'Fosse' acts as sexy, strutting tribute to Broadway's legendary dancin' man

Snapping fingers. Cocky struts. Tilted bowler hats. Shoulder rolls. Swiveling hips.

These are the signatures of a Bob Fosse dance.

There's no denying that the choreographer's sexy style and thoroughly modern vision revolutionized musical theater.

Past Event


  • Saturday, October 30, 2004, 7:30 p.m.
  • Lied Center, 1600 Stewart Drive, KU campus, Lawrence
  • All ages / $19.50 - $44


A touring show that plays Saturday at the Lied Center strips that genre to its barest essentials to showcase Fosse's most enduring creations. "Fosse," which snagged the Tony Award for Best Musical in 1999, also features rarely seen dances, musical numbers from Fosse's earliest works and several pieces that have never before been seen onstage.

Twenty-four dancers will slink through performances from Broadway hits such as "Sweet Charity," "Chicago" and "Dancin'" and the films "Cabaret" and "All That Jazz." Fans of classic Fosse won't be disappointed; the program includes quintessentials like "Steam Heat," "Big Spender," "Bye Bye Blackbird," "Dancin' Man" and "Sing, Sing, Sing."

Fosse, who died in 1987 at age 60, built his dance legacy in Broadway, film and television.

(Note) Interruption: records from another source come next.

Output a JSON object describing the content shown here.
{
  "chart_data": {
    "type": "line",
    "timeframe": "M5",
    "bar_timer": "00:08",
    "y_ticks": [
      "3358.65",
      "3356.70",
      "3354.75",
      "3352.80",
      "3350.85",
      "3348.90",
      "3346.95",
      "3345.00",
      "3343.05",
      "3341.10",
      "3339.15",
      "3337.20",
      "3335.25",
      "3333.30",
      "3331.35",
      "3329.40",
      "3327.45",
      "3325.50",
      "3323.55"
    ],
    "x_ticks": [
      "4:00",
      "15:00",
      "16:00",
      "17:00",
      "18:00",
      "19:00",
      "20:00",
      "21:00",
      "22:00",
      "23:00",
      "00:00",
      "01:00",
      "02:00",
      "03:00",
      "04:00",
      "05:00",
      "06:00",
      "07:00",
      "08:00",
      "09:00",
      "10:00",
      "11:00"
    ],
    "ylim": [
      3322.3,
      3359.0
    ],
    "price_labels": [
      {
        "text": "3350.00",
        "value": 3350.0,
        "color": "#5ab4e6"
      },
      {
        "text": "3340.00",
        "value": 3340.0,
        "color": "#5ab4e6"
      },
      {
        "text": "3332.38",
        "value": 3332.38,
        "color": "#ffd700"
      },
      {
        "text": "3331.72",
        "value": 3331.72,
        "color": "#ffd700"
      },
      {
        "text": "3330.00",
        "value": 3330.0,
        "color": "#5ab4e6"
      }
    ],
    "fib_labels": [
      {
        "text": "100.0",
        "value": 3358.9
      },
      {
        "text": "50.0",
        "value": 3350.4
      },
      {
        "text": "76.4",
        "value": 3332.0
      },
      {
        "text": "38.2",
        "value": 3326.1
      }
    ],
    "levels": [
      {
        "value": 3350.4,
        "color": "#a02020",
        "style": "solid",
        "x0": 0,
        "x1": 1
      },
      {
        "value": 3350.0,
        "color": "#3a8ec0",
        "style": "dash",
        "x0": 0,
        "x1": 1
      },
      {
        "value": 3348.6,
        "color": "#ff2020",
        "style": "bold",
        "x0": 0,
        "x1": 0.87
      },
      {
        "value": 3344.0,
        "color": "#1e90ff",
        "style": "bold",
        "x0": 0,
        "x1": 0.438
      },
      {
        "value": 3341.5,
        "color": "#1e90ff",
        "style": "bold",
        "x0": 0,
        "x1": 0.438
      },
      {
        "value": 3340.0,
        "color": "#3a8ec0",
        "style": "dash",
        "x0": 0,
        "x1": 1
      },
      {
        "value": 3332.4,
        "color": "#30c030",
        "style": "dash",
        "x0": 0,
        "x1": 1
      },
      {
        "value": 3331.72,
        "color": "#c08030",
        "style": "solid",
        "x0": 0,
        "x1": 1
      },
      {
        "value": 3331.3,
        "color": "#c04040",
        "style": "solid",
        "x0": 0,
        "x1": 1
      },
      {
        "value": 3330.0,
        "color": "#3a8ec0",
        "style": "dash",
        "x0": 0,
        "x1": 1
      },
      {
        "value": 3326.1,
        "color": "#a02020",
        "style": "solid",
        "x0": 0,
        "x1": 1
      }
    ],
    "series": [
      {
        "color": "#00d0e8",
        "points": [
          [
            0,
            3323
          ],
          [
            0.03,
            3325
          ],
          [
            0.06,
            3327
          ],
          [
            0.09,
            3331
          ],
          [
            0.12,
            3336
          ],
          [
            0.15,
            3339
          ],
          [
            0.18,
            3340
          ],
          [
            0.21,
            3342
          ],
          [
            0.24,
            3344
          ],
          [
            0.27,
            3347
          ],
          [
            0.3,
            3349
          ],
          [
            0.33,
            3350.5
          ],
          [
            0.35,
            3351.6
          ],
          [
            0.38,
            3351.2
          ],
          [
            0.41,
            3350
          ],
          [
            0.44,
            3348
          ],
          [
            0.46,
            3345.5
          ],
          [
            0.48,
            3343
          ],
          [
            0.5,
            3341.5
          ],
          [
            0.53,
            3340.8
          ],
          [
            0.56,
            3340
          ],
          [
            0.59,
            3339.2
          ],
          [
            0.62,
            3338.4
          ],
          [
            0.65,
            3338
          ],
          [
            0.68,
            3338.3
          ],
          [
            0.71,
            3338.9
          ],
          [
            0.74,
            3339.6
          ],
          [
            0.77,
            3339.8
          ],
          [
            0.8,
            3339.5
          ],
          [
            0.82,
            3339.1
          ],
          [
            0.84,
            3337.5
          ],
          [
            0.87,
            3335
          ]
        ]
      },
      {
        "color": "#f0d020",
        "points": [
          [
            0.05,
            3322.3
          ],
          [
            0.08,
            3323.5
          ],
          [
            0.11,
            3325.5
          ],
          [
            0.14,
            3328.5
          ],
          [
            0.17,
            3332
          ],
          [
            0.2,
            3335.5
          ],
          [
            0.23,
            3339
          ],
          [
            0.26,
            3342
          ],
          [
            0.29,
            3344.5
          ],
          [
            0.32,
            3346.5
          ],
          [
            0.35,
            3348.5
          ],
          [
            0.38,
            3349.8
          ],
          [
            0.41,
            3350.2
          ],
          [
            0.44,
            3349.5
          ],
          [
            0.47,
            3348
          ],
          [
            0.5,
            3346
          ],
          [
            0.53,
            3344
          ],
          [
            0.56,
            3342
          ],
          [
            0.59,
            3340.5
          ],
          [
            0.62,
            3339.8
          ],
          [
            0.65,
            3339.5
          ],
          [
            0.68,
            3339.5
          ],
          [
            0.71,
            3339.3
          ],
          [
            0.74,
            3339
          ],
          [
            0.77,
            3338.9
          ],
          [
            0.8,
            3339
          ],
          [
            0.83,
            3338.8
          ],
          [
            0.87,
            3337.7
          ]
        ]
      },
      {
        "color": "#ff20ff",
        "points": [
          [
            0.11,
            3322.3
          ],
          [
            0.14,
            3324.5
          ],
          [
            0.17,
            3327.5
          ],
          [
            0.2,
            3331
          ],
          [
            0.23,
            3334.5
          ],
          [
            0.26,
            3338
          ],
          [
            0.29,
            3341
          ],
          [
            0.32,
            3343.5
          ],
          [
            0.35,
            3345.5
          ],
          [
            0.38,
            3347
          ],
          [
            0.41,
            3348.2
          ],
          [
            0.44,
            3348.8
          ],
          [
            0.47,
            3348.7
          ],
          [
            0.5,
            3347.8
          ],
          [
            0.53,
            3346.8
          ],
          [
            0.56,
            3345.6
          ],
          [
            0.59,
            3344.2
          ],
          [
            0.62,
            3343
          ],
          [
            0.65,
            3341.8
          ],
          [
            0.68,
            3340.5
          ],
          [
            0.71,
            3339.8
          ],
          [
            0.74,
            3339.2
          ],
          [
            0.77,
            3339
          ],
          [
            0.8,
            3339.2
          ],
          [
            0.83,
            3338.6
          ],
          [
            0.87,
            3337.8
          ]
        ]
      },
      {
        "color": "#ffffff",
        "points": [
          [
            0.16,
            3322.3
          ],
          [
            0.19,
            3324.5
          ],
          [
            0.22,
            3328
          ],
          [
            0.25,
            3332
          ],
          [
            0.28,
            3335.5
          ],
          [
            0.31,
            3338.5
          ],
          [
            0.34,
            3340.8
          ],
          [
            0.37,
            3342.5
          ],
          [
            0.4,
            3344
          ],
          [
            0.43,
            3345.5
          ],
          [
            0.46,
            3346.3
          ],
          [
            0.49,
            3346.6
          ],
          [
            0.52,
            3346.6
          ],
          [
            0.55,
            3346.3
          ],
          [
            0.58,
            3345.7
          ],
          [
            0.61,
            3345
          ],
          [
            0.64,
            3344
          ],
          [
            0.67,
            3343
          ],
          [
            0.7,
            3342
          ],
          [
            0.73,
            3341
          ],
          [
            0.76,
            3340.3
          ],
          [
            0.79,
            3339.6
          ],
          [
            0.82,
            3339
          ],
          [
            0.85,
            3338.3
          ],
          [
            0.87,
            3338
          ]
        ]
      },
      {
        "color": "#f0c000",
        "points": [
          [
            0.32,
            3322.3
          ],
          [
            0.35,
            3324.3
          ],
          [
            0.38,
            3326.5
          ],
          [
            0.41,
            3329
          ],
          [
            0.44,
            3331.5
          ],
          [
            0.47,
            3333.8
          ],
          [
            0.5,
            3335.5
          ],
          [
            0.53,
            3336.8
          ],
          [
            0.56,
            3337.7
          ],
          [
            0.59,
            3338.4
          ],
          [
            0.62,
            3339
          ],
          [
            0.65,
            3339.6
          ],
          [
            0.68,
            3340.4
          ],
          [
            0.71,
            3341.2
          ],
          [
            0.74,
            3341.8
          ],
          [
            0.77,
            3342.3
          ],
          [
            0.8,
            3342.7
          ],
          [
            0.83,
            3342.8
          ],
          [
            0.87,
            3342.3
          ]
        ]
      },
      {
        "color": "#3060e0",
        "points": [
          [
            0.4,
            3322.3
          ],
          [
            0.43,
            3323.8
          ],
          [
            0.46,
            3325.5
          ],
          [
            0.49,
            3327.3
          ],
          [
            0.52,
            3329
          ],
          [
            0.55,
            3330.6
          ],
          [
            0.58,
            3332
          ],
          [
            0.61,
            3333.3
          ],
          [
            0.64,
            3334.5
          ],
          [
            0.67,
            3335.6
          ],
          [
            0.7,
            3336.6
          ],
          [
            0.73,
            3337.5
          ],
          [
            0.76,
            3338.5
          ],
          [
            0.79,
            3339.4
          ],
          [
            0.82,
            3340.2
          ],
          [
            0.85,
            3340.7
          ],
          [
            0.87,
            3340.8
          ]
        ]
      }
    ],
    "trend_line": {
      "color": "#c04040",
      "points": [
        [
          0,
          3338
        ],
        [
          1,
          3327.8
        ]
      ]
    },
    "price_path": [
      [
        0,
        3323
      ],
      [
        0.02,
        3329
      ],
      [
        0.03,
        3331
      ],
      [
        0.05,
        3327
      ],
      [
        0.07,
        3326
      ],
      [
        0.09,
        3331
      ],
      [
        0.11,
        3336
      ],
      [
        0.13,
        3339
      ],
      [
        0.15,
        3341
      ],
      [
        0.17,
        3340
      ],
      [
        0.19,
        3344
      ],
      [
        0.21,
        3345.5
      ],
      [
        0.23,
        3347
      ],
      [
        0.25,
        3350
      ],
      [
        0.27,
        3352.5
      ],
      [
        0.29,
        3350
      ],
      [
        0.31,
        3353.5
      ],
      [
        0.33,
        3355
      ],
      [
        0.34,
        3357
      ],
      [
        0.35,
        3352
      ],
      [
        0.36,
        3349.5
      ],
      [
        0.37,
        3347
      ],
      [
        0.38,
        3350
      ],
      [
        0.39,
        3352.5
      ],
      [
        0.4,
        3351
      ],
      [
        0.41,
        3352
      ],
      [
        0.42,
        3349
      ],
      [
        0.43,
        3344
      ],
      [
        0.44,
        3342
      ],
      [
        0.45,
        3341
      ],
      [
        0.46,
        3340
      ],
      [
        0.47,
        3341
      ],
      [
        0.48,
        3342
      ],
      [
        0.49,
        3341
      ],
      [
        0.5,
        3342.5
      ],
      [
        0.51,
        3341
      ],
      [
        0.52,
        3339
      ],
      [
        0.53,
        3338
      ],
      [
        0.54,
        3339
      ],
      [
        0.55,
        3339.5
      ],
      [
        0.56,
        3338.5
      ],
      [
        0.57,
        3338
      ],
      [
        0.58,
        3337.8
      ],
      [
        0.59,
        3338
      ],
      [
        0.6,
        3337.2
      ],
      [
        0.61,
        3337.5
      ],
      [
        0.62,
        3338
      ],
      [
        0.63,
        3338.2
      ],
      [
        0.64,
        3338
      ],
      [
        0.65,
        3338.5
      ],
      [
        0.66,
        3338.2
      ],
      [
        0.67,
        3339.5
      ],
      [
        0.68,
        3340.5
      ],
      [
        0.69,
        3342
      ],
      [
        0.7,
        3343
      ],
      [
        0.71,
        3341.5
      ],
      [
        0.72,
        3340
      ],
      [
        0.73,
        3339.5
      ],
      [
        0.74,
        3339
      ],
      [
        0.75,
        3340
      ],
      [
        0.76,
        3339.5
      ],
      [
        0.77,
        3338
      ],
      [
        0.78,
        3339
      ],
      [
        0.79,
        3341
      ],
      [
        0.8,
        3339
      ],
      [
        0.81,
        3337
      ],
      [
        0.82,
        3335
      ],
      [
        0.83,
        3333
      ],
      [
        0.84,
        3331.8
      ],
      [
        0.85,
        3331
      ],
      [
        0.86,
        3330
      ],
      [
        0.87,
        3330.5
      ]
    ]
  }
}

His other Broadway credits include "The Pajama Game" and "Pippin." He won nine Tony awards for his work as a director and choreographer, one Academy Award and three Emmy Awards. In 1973, he became the first director in history to win the Oscar, Tony and Emmy Awards in a single year for the film version of "Cabaret," the Broadway musical "Pippin" and the television special "Liza with a Z."


Special to lawrence.com

Twenty-four dancers will bring the Tony Award-winning "Fosse" to the Lied Center. The show, which pays tribute to the work of legendary choreographer Bob Fosse, will be at 7:30 p.m. Saturday.

Fosse, who was married three times, has been described as one of his era's most indulgent personalities. He was known to keep as frenetic a pace in his personal life as he did in his artistic life. He tempered his use of alcohol and drugs after a major heart attack in the early 1970s. Seventeen years later, while rehearsing a revival of "Sweet Charity," Fosse collapsed outside a Washington, D.C., hotel and died of a heart attack.


Use the comment form below to begin a discussion about this content.

Commenting has been disabled for this item.